The trouble with game theory, as I used to tell my students, is that it takes for granted the players’ motives. In poker or blackjack this assumption is unproblematic. But in the current deliberations between our European partners and Greece’s new government, the whole point is to forge new motives. To fashion a fresh mind-set that transcends national divides, dissolves the creditor-debtor distinction in favor of a pan-European perspective, and places the common European good above petty politics, dogma that proves toxic if universalized, and an us-versus-them mind-set.

As finance minister of a small, fiscally stressed nation lacking its own central bank and seen by many of our partners as a problem debtor, I am convinced that we have one option only: to shun any temptation to treat this pivotal moment as an experiment in strategizing and, instead, to present honestly the facts concerning Greece’s social economy, table our proposals for regrowing Greece, explain why these are in Europe’s interest, and reveal the red lines beyond which logic and duty prevent us from going.

The great difference between this government and previous Greek governments is twofold: We are determined to clash with mighty vested interests in order to reboot Greece and gain our partners’ trust. We are also determined not to be treated as a debt colony that should suffer what it must. The principle of the greatest austerity for the most depressed economy would be quaint if it did not cause so much unnecessary suffering.

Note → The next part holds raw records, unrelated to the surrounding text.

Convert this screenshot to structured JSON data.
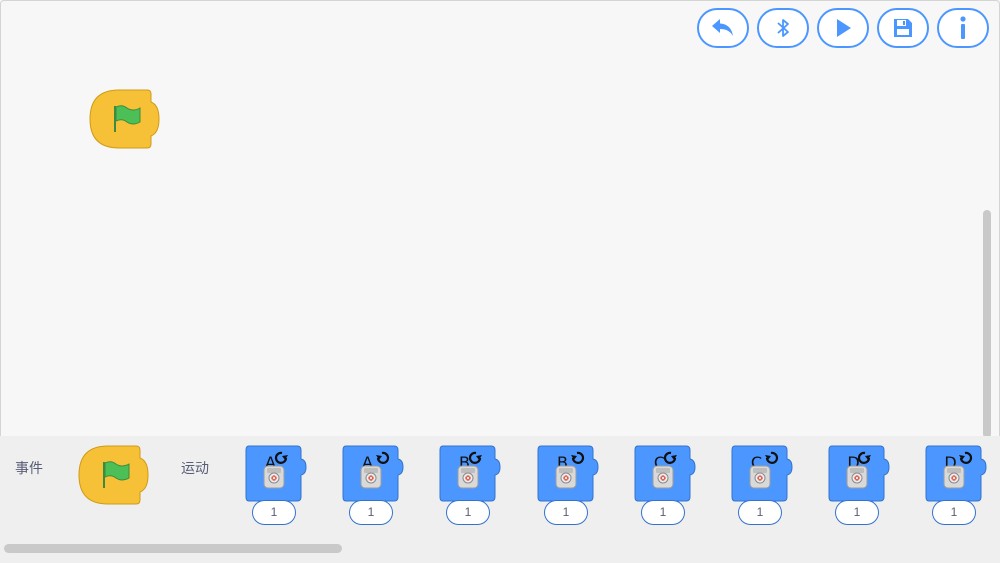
{
  "toolbar": {
    "buttons": [
      {
        "name": "undo",
        "icon": "undo-arrow-icon"
      },
      {
        "name": "bluetooth",
        "icon": "bluetooth-icon"
      },
      {
        "name": "run",
        "icon": "play-icon"
      },
      {
        "name": "save",
        "icon": "save-icon"
      },
      {
        "name": "info",
        "icon": "info-icon"
      }
    ]
  },
  "colors": {
    "accent": "#4c97ff",
    "event_block": "#ffbf00",
    "motion_block": "#4c97ff",
    "flag": "#4cbf56"
  },
  "palette": {
    "events_label": "事件",
    "motion_label": "运动",
    "motor_blocks": [
      {
        "port": "A",
        "direction": "clockwise",
        "value": "1"
      },
      {
        "port": "A",
        "direction": "counterclockwise",
        "value": "1"
      },
      {
        "port": "B",
        "direction": "clockwise",
        "value": "1"
      },
      {
        "port": "B",
        "direction": "counterclockwise",
        "value": "1"
      },
      {
        "port": "C",
        "direction": "clockwise",
        "value": "1"
      },
      {
        "port": "C",
        "direction": "counterclockwise",
        "value": "1"
      },
      {
        "port": "D",
        "direction": "clockwise",
        "value": "1"
      },
      {
        "port": "D",
        "direction": "counterclockwise",
        "value": "1"
      }
    ]
  }
}
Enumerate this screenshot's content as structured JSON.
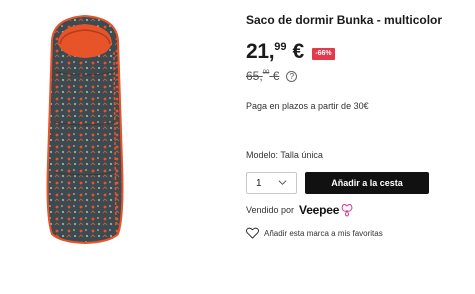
{
  "product": {
    "image_alt": "sleeping-bag-image",
    "title": "Saco de dormir Bunka - multicolor"
  },
  "price": {
    "integer": "21,",
    "decimals": "99",
    "currency": "€",
    "discount": "-66%",
    "old_integer": "65,",
    "old_decimals": "00",
    "old_currency": "€",
    "info_icon": "?"
  },
  "installments": "Paga en plazos a partir de 30€",
  "model": "Modelo: Talla única",
  "quantity": {
    "selected": "1"
  },
  "add_to_cart_label": "Añadir a la cesta",
  "seller": {
    "label": "Vendido por",
    "brand": "Veepee"
  },
  "favorites_label": "Añadir esta marca a mis favoritas",
  "colors": {
    "badge": "#e5384a",
    "button": "#111111",
    "brand_accent": "#d43ea0",
    "bag_main": "#3f4a50",
    "bag_lining": "#e8542a"
  }
}
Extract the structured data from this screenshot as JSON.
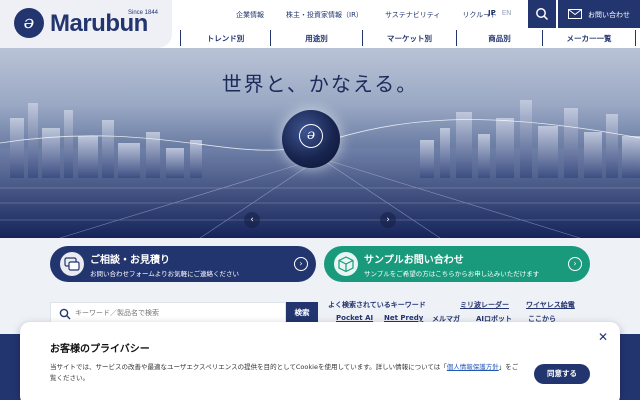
{
  "brand": {
    "name": "Marubun",
    "since": "Since 1844",
    "mark": "ə"
  },
  "header": {
    "util_nav": [
      "企業情報",
      "株主・投資家情報（IR）",
      "サステナビリティ",
      "リクルート"
    ],
    "lang_active": "JP",
    "lang_inactive": "EN",
    "contact_label": "お問い合わせ",
    "main_nav": [
      "トレンド別",
      "用途別",
      "マーケット別",
      "商品別",
      "メーカー一覧"
    ]
  },
  "hero": {
    "title": "世界と、かなえる。",
    "prev": "‹",
    "next": "›"
  },
  "banners": {
    "consult": {
      "title": "ご相談・お見積り",
      "sub": "お問い合わせフォームよりお気軽にご連絡ください",
      "arrow": "›"
    },
    "sample": {
      "title": "サンプルお問い合わせ",
      "sub": "サンプルをご希望の方はこちらからお申し込みいただけます",
      "arrow": "›"
    }
  },
  "search": {
    "placeholder": "キーワード／製品名で検索",
    "submit": "検索",
    "keywords_label": "よく検索されているキーワード",
    "keywords": [
      "ミリ波レーダー",
      "ワイヤレス給電",
      "Pocket AI",
      "Net Predy",
      "メルマガ",
      "AIロボット",
      "ここから"
    ]
  },
  "privacy": {
    "title": "お客様のプライバシー",
    "text_before": "当サイトでは、サービスの改善や最適なユーザエクスペリエンスの提供を目的としてCookieを使用しています。詳しい情報については「",
    "link": "個人情報保護方針",
    "text_after": "」をご覧ください。",
    "agree": "同意する",
    "close": "✕"
  },
  "colors": {
    "navy": "#23356f",
    "green": "#1a9a7c",
    "link": "#2357b5"
  }
}
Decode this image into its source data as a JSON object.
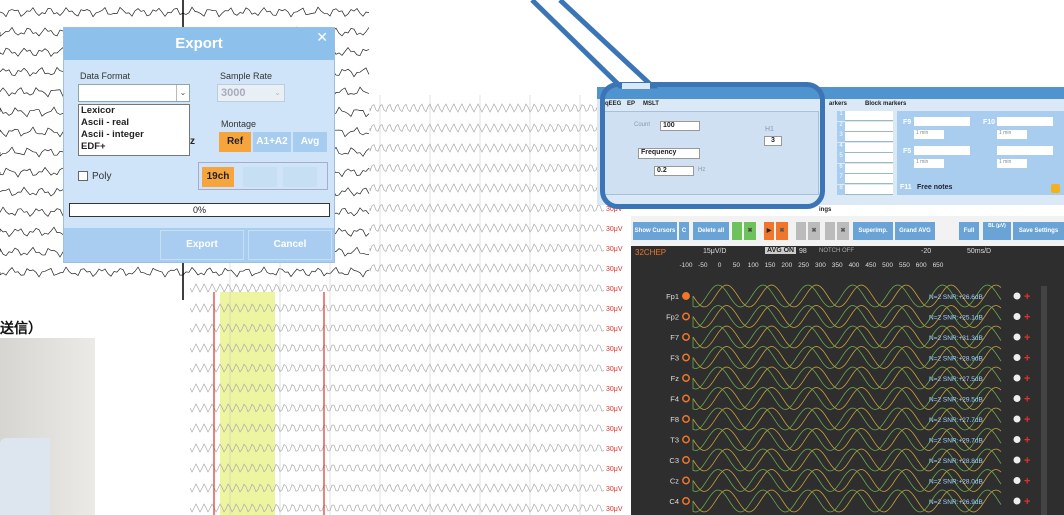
{
  "export_dialog": {
    "title": "Export",
    "data_format_label": "Data Format",
    "sample_rate_label": "Sample Rate",
    "sample_rate_value": "3000",
    "format_options": [
      "Lexicor",
      "Ascii - real",
      "Ascii - integer",
      "EDF+"
    ],
    "montage_label": "Montage",
    "montage_options": [
      "Ref",
      "A1+A2",
      "Avg"
    ],
    "montage_selected": "Ref",
    "poly_label": "Poly",
    "channels_label": "19ch",
    "progress_text": "0%",
    "export_button": "Export",
    "cancel_button": "Cancel",
    "partial_z": "z"
  },
  "amplitude_label": "30μV",
  "qeeg_panel": {
    "tabs": [
      "qEEG",
      "EP",
      "MSLT"
    ],
    "count_label": "Count",
    "count_value": "100",
    "mode_value": "Frequency",
    "freq_value": "0.2",
    "freq_unit": "Hz",
    "h1_label": "H1",
    "h1_value": "3",
    "marker_tabs": [
      "arkers",
      "Block markers"
    ],
    "f_labels": [
      "F9",
      "F10",
      "F5",
      "F11"
    ],
    "f11_text": "Free notes",
    "min_label": "1 min",
    "row_numbers": [
      "1",
      "2",
      "3",
      "4",
      "5",
      "6",
      "7",
      "8"
    ]
  },
  "toolbar": {
    "show_cursors": "Show Cursors",
    "c": "C",
    "delete_all": "Delete all",
    "superimp": "Superimp.",
    "grand_avg": "Grand AVG",
    "full": "Full",
    "save_settings": "Save Settings",
    "ings": "ings",
    "bl_label": "BL (μV)"
  },
  "eeg_panel": {
    "montage_name": "32CHEP",
    "scale": "15μV/D",
    "avg_on": "AVG ON",
    "avg_count": "98",
    "notch": "NOTCH OFF",
    "time_scale": "50ms/D",
    "offset": "-20",
    "x_ticks": [
      "-100",
      "-50",
      "0",
      "50",
      "100",
      "150",
      "200",
      "250",
      "300",
      "350",
      "400",
      "450",
      "500",
      "550",
      "600",
      "650"
    ],
    "channels": [
      {
        "name": "Fp1",
        "snr": "N=2  SNR:+26.6dB"
      },
      {
        "name": "Fp2",
        "snr": "N=2  SNR:+25.1dB"
      },
      {
        "name": "F7",
        "snr": "N=2  SNR:+31.3dB"
      },
      {
        "name": "F3",
        "snr": "N=2  SNR:+28.9dB"
      },
      {
        "name": "Fz",
        "snr": "N=2  SNR:+27.5dB"
      },
      {
        "name": "F4",
        "snr": "N=2  SNR:+29.5dB"
      },
      {
        "name": "F8",
        "snr": "N=2  SNR:+27.7dB"
      },
      {
        "name": "T3",
        "snr": "N=2  SNR:+29.7dB"
      },
      {
        "name": "C3",
        "snr": "N=2  SNR:+28.8dB"
      },
      {
        "name": "Cz",
        "snr": "N=2  SNR:+28.0dB"
      },
      {
        "name": "C4",
        "snr": "N=2  SNR:+26.9dB"
      }
    ]
  },
  "japanese_text": "送信）",
  "colors": {
    "accent_orange": "#f6a53c",
    "dialog_blue": "#8ec0ec",
    "callout_blue": "#3c75b6",
    "highlight_yellow": "#eef5a0"
  }
}
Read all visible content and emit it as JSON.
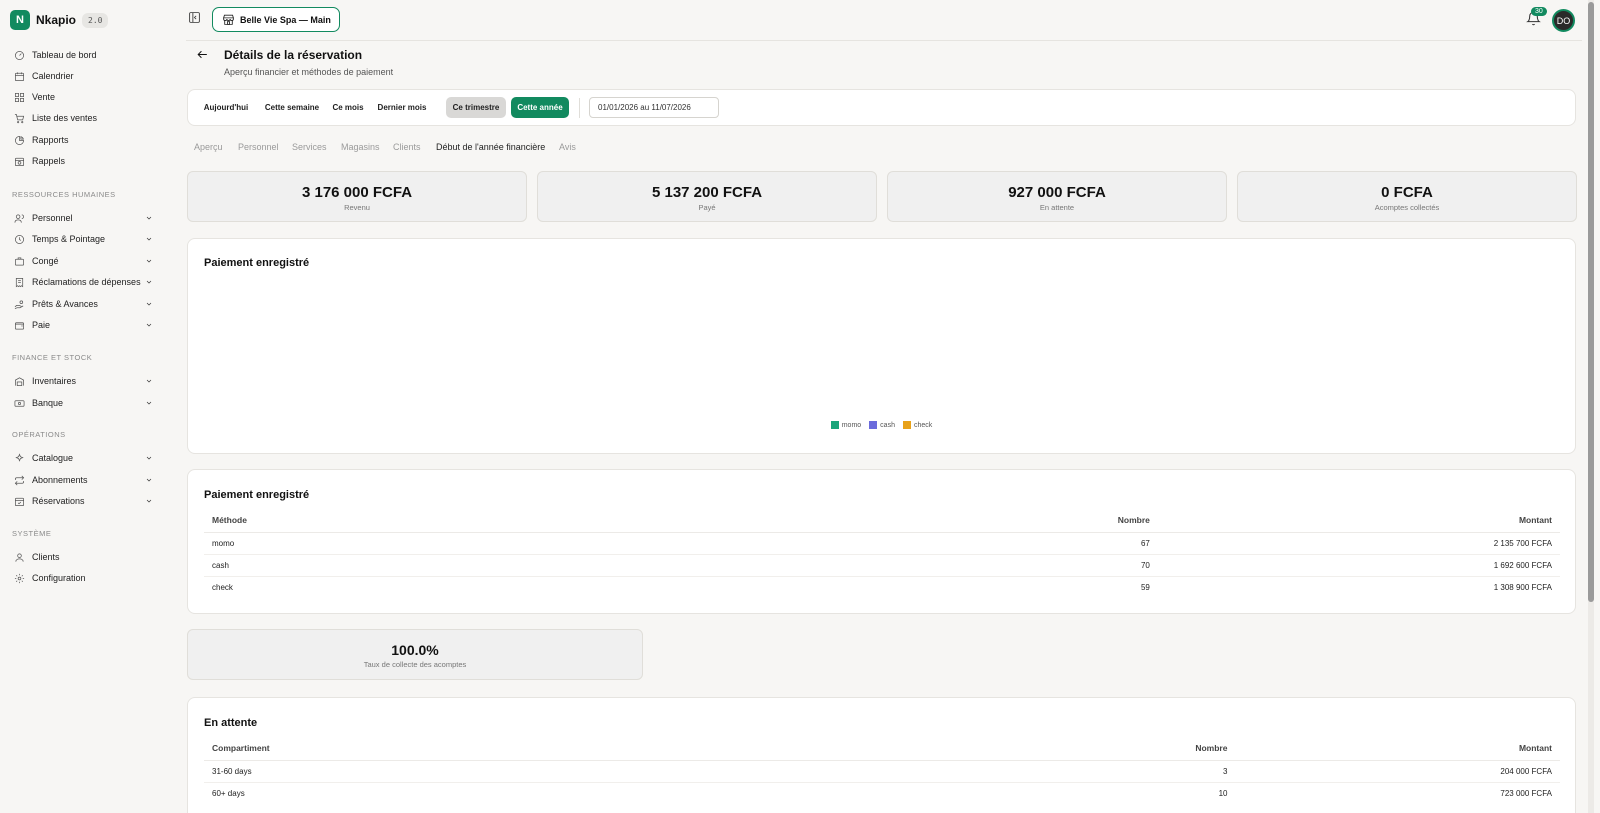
{
  "brand": {
    "name": "Nkapio",
    "version": "2.0"
  },
  "sidebar": {
    "main": [
      {
        "label": "Tableau de bord",
        "icon": "gauge-icon"
      },
      {
        "label": "Calendrier",
        "icon": "calendar-icon"
      },
      {
        "label": "Vente",
        "icon": "grid-icon"
      },
      {
        "label": "Liste des ventes",
        "icon": "cart-icon"
      },
      {
        "label": "Rapports",
        "icon": "pie-icon"
      },
      {
        "label": "Rappels",
        "icon": "calendar-clock-icon"
      }
    ],
    "hr_title": "RESSOURCES HUMAINES",
    "hr": [
      {
        "label": "Personnel",
        "icon": "users-icon"
      },
      {
        "label": "Temps & Pointage",
        "icon": "clock-icon"
      },
      {
        "label": "Congé",
        "icon": "briefcase-icon"
      },
      {
        "label": "Réclamations de dépenses",
        "icon": "receipt-icon"
      },
      {
        "label": "Prêts & Avances",
        "icon": "hand-coins-icon"
      },
      {
        "label": "Paie",
        "icon": "wallet-icon"
      }
    ],
    "finance_title": "FINANCE ET STOCK",
    "finance": [
      {
        "label": "Inventaires",
        "icon": "warehouse-icon"
      },
      {
        "label": "Banque",
        "icon": "banknote-icon"
      }
    ],
    "ops_title": "OPÉRATIONS",
    "ops": [
      {
        "label": "Catalogue",
        "icon": "sparkles-icon"
      },
      {
        "label": "Abonnements",
        "icon": "repeat-icon"
      },
      {
        "label": "Réservations",
        "icon": "calendar-check-icon"
      }
    ],
    "system_title": "SYSTÈME",
    "system": [
      {
        "label": "Clients",
        "icon": "user-icon"
      },
      {
        "label": "Configuration",
        "icon": "gear-icon"
      }
    ]
  },
  "topbar": {
    "store": "Belle Vie Spa — Main",
    "notifications": "30",
    "avatar": "DO"
  },
  "header": {
    "title": "Détails de la réservation",
    "subtitle": "Aperçu financier et méthodes de paiement"
  },
  "filters": {
    "buttons": [
      "Aujourd'hui",
      "Cette semaine",
      "Ce mois",
      "Dernier mois",
      "Ce trimestre",
      "Cette année"
    ],
    "selected": "Ce trimestre",
    "active": "Cette année",
    "date_range": "01/01/2026 au 11/07/2026"
  },
  "tabs": [
    "Aperçu",
    "Personnel",
    "Services",
    "Magasins",
    "Clients",
    "Début de l'année financière",
    "Avis"
  ],
  "active_tab": "Début de l'année financière",
  "stats": [
    {
      "value": "3 176 000 FCFA",
      "label": "Revenu"
    },
    {
      "value": "5 137 200 FCFA",
      "label": "Payé"
    },
    {
      "value": "927 000 FCFA",
      "label": "En attente"
    },
    {
      "value": "0 FCFA",
      "label": "Acomptes collectés"
    }
  ],
  "chart_card": {
    "title": "Paiement enregistré",
    "legend": [
      {
        "name": "momo",
        "color": "#1aa57a"
      },
      {
        "name": "cash",
        "color": "#6b6bdc"
      },
      {
        "name": "check",
        "color": "#e8a21a"
      }
    ]
  },
  "payments_table": {
    "title": "Paiement enregistré",
    "headers": [
      "Méthode",
      "Nombre",
      "Montant"
    ],
    "rows": [
      [
        "momo",
        "67",
        "2 135 700 FCFA"
      ],
      [
        "cash",
        "70",
        "1 692 600 FCFA"
      ],
      [
        "check",
        "59",
        "1 308 900 FCFA"
      ]
    ]
  },
  "collection_rate": {
    "value": "100.0%",
    "label": "Taux de collecte des acomptes"
  },
  "pending_table": {
    "title": "En attente",
    "headers": [
      "Compartiment",
      "Nombre",
      "Montant"
    ],
    "rows": [
      [
        "31-60 days",
        "3",
        "204 000 FCFA"
      ],
      [
        "60+ days",
        "10",
        "723 000 FCFA"
      ]
    ]
  },
  "colors": {
    "accent": "#128a5f"
  }
}
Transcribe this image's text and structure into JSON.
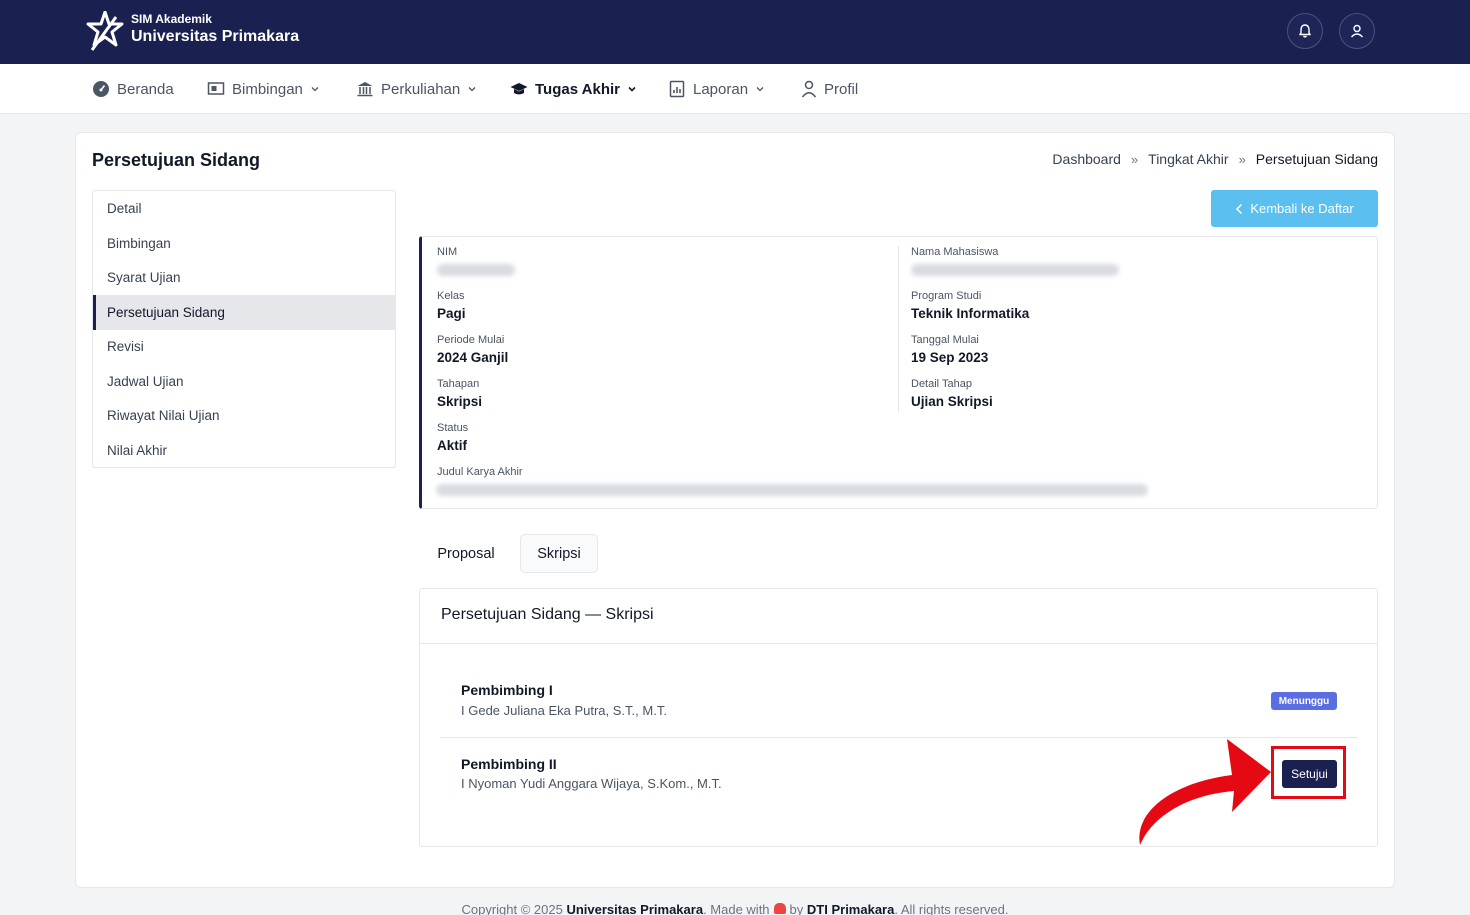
{
  "header": {
    "brand_sub": "SIM Akademik",
    "brand_main": "Universitas Primakara",
    "icons": [
      "bell-icon",
      "user-icon"
    ]
  },
  "nav": {
    "items": [
      {
        "label": "Beranda",
        "icon": "dashboard-icon",
        "dropdown": false
      },
      {
        "label": "Bimbingan",
        "icon": "presentation-icon",
        "dropdown": true
      },
      {
        "label": "Perkuliahan",
        "icon": "building-icon",
        "dropdown": true
      },
      {
        "label": "Tugas Akhir",
        "icon": "graduation-cap-icon",
        "dropdown": true,
        "active": true
      },
      {
        "label": "Laporan",
        "icon": "report-icon",
        "dropdown": true
      },
      {
        "label": "Profil",
        "icon": "user-icon",
        "dropdown": false
      }
    ]
  },
  "page": {
    "title": "Persetujuan Sidang",
    "breadcrumb": [
      "Dashboard",
      "Tingkat Akhir",
      "Persetujuan Sidang"
    ],
    "breadcrumb_sep": "»"
  },
  "sidemenu": {
    "items": [
      "Detail",
      "Bimbingan",
      "Syarat Ujian",
      "Persetujuan Sidang",
      "Revisi",
      "Jadwal Ujian",
      "Riwayat Nilai Ujian",
      "Nilai Akhir"
    ],
    "active": "Persetujuan Sidang"
  },
  "back_button": {
    "label": "Kembali ke Daftar"
  },
  "student_info": {
    "nim": {
      "label": "NIM",
      "value": ""
    },
    "nama": {
      "label": "Nama Mahasiswa",
      "value": ""
    },
    "kelas": {
      "label": "Kelas",
      "value": "Pagi"
    },
    "prodi": {
      "label": "Program Studi",
      "value": "Teknik Informatika"
    },
    "periode": {
      "label": "Periode Mulai",
      "value": "2024 Ganjil"
    },
    "tanggal": {
      "label": "Tanggal Mulai",
      "value": "19 Sep 2023"
    },
    "tahapan": {
      "label": "Tahapan",
      "value": "Skripsi"
    },
    "detail_tahap": {
      "label": "Detail Tahap",
      "value": "Ujian Skripsi"
    },
    "status": {
      "label": "Status",
      "value": "Aktif"
    },
    "judul": {
      "label": "Judul Karya Akhir",
      "value": ""
    }
  },
  "tabs": [
    {
      "label": "Proposal",
      "active": false
    },
    {
      "label": "Skripsi",
      "active": true
    }
  ],
  "panel": {
    "title": "Persetujuan Sidang — Skripsi",
    "rows": [
      {
        "title": "Pembimbing I",
        "name": "I Gede Juliana Eka Putra, S.T., M.T.",
        "status_badge": "Menunggu"
      },
      {
        "title": "Pembimbing II",
        "name": "I Nyoman Yudi Anggara Wijaya, S.Kom., M.T.",
        "action_label": "Setujui"
      }
    ]
  },
  "footer": {
    "prefix": "Copyright © 2025",
    "org": "Universitas Primakara",
    "made_with": ". Made with",
    "by": "by",
    "team": "DTI Primakara",
    "suffix": ". All rights reserved."
  },
  "colors": {
    "primary_navy": "#1a2151",
    "info_blue": "#5bc0f0",
    "badge_indigo": "#5b6ee1",
    "annotation_red": "#e50914"
  }
}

I am often asked: What if the only way you can secure funding is to cross your red lines and accept measures that you consider to be part of the problem, rather than of its solution? Faithful to the principle that I have no right to bluff, my answer is: The lines that we have presented as red will not be crossed. Otherwise, they would not be truly red, but merely a bluff.

But what if this brings your people much pain? I am asked. Surely you must be bluffing.

The problem with this line of argument is that it presumes, along with game theory, that we live in a tyranny of consequences. That there are no circumstances when we must do what is right not as a strategy but simply because it is … right.

Against such cynicism the new Greek government will innovate. We shall desist, whatever the consequences, from deals that are wrong for Greece and wrong for Europe. The “extend and pretend” game that began after Greece’s public debt became unserviceable in 2010 will end. No more loans — not until we have a credible plan for growing the economy in order to repay those loans, help the middle class get back on its feet and address the hideous humanitarian crisis. No more “reform” programs that target poor pensioners and family-owned pharmacies while leaving large-scale corruption untouched.

Our government is not asking our partners for a way out of repaying our debts. We are asking for a few months of financial stability that will allow us to embark upon the task of reforms that the broad Greek population can own and support, so we can bring back growth and end our inability to pay our dues.

One may think that this retreat from game theory is motivated by some radical-left agenda. Not so. The major influence here is Immanuel Kant, the German philosopher who taught us that the rational and the free escape the empire of expediency by doing what is right.

How do we know that our modest policy agenda, which constitutes our red line, is right in Kant’s terms? We know by looking into the eyes of the hungry in the streets of our cities or contemplating our stressed middle class, or considering the interests of hard-working people in every European village and city within our monetary union. After all, Europe will only regain its soul when it regains the people’s trust by putting their interests center-stage.

NOTE: This chart is not from the NYT OP-ED

NOTE: This chart is not from the NYT OP-ED